Kaley Cuoco on her long journey to becoming Penny: "I actually auditioned two years ago. Didn't get it. Auditioned again, went to network. Didn't get it. Chuck told me I was not the girl for the show. And then a year later he rewrote the whole thing and called me, he said, 'I'm sorry, will you come back?'... and I said, 'No, I'm busy now.' He said, 'No really, we've rewrote the whole thing.' And he sent me the script and he did, they did rewrite the whole thing. And I came in two days later and got the job. It was all kind of incredible timing thing for me. It wasn't meant to be a couple years ago. I don't think it would have worked the way it works now."
Kaley Cuoco on why comedy: "I can't be serious for two seconds. And I love the audience interaction. And I love to laugh and I love to make people laugh. I like to be contorted and do silly things. My favorite episode for me personally is when I got to look like a disaster when I was with the gaming [thing] with Cheetos in my hair."

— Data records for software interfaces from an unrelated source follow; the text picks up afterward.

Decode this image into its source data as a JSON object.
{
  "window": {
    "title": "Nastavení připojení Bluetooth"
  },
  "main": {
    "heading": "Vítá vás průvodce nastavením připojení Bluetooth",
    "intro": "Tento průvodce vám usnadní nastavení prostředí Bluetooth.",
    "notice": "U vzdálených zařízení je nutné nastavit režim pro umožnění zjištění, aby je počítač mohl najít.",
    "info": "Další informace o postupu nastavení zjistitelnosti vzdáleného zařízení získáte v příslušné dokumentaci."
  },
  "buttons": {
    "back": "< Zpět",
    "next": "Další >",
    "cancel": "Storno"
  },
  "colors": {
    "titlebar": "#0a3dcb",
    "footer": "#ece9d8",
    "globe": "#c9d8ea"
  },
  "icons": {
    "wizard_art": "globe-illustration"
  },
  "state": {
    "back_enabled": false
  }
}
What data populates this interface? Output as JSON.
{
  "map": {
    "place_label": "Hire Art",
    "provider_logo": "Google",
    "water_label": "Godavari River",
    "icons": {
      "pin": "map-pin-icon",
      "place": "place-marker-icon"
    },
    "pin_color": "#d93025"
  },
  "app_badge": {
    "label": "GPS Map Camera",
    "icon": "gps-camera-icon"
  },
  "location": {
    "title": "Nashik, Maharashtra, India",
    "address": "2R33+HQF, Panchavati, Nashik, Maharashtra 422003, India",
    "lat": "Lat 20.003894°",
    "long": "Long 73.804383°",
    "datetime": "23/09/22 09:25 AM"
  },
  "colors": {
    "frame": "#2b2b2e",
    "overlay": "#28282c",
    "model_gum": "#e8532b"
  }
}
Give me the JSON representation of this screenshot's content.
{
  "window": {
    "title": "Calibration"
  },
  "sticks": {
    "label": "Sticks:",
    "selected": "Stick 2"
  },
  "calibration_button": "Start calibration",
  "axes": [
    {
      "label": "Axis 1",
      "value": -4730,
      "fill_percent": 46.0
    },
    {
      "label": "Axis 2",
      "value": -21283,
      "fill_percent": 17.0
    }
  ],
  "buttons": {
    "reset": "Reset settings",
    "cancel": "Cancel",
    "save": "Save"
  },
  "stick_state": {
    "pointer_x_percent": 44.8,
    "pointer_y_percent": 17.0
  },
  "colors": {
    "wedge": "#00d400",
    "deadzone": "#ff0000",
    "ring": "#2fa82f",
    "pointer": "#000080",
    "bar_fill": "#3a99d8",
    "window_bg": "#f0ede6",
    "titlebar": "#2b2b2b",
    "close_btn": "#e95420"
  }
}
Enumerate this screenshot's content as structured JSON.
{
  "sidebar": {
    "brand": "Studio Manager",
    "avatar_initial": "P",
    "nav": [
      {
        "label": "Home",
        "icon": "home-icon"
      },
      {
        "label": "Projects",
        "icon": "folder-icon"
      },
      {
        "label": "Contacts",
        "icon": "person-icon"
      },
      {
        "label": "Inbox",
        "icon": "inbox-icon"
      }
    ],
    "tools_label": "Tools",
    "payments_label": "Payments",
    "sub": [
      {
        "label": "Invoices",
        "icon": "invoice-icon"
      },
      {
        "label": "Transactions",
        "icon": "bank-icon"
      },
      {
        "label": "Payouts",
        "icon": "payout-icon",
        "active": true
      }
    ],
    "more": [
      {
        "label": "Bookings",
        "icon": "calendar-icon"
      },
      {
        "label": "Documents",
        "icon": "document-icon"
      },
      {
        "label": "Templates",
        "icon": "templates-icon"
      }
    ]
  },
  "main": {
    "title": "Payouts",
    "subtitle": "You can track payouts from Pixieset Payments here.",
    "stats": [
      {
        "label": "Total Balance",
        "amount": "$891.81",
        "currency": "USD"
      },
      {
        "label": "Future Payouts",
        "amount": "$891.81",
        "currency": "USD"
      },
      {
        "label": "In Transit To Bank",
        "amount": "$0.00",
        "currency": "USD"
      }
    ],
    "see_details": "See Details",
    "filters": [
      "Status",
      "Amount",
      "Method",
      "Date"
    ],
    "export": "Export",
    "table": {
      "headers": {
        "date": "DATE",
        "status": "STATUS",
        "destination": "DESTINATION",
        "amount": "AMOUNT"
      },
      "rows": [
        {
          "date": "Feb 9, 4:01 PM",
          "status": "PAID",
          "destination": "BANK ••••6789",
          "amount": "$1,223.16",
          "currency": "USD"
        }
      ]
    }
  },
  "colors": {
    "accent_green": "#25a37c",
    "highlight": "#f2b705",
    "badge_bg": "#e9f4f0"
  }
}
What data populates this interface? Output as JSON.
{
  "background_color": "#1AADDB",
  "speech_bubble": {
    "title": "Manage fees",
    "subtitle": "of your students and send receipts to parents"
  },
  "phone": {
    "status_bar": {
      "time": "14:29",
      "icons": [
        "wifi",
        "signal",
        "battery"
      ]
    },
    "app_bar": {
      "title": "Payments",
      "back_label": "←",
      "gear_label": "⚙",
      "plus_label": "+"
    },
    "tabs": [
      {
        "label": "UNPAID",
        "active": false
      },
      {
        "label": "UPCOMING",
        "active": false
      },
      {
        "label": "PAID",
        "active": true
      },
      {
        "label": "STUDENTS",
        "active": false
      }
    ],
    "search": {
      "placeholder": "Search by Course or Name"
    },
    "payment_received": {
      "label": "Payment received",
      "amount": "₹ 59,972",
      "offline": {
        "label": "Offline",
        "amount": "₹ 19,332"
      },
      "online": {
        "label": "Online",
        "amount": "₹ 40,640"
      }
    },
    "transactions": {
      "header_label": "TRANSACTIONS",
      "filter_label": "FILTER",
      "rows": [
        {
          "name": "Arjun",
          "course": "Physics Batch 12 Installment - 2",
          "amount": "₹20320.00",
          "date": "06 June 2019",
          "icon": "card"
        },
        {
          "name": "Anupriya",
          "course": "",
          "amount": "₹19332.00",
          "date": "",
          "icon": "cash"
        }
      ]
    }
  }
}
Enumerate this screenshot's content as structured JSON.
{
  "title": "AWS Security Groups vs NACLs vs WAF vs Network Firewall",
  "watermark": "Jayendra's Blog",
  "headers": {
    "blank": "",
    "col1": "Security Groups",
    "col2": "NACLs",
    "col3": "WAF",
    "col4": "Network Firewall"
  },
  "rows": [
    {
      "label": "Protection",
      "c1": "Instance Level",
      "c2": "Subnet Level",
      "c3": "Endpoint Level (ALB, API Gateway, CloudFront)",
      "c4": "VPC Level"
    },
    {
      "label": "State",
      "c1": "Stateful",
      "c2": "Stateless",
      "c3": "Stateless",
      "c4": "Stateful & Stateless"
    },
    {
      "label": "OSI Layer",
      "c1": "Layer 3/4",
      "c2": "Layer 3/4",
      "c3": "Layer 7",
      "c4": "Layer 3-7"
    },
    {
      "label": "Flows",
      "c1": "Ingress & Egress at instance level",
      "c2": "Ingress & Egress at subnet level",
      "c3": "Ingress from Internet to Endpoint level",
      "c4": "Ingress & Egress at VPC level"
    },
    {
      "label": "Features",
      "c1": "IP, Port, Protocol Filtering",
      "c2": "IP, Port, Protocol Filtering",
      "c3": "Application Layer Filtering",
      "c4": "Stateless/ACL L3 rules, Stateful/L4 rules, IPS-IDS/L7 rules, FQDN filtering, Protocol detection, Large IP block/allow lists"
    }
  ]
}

Bill Prady on what's in store for Leonard and Penny: "I read online that the Leonard/Penny news was out, so that's out that they're going to be in a relationship. I think I saw that on the internet. [Laughs.] So it must be true."
Bill Prady on any long term plans for the show: "It's not like a show where you're plotting and saying this big plot turn is coming in six episodes and we have to write to it. There's a weird thing that happens. It's more like a consensus starts to develop, you start to feel a direction for the characters and when you write away from that it feels wrong. So it's not a plan, it's more of an intuitive things. [Even] the Leonard and Penny thing, the intellectual approach to it was to never connect them. And the emotional approach was no, that's not right. They would hook up and fall apart and hook up again. That's the reality of being who they are at their age."
Bill Prady on what people can expect this season: "Laurie Metcalf is going to come back as Sheldon's mom in the first episode. We talk about, you know, our little peripheral characters that we see from time to time - we'll see them again: Stewart at the comic book store, people like that."
Bill Prady on where "The Big Bang Theory" ranks on his resume: "I like it so much better than anything else I've ever worked on. I don't know. I mean I certainly can relate to the characters. I don't know, there's some inherent sweetness to this show that I love. When we get to moments like Penny giving Sheldon the autographed handkerchief for Christmas and we were working on something just the other day, we were writing just this terrific, real moment with these characters and I said, 'I love this show!'"
Bill Prady on potential Koothrappali storylines: "Raj we think is on a, I forgot the kind of visa... and we thought about what would happen if his job at the university were in jeopardy and it jeopardizes his visa. Because we talk about he's an Indian who doesn't care for Indian food, what it would mean to go back, so we talk about that."
Bill Prady on what happened during the guys' expedition over the summer: "I think that they've found, I think you'll see they've found a very interesting way to solve the Sheldon problem... before they killed him. And they solved it and their solution unfortunately has ramifications so we'll see that in the first episode."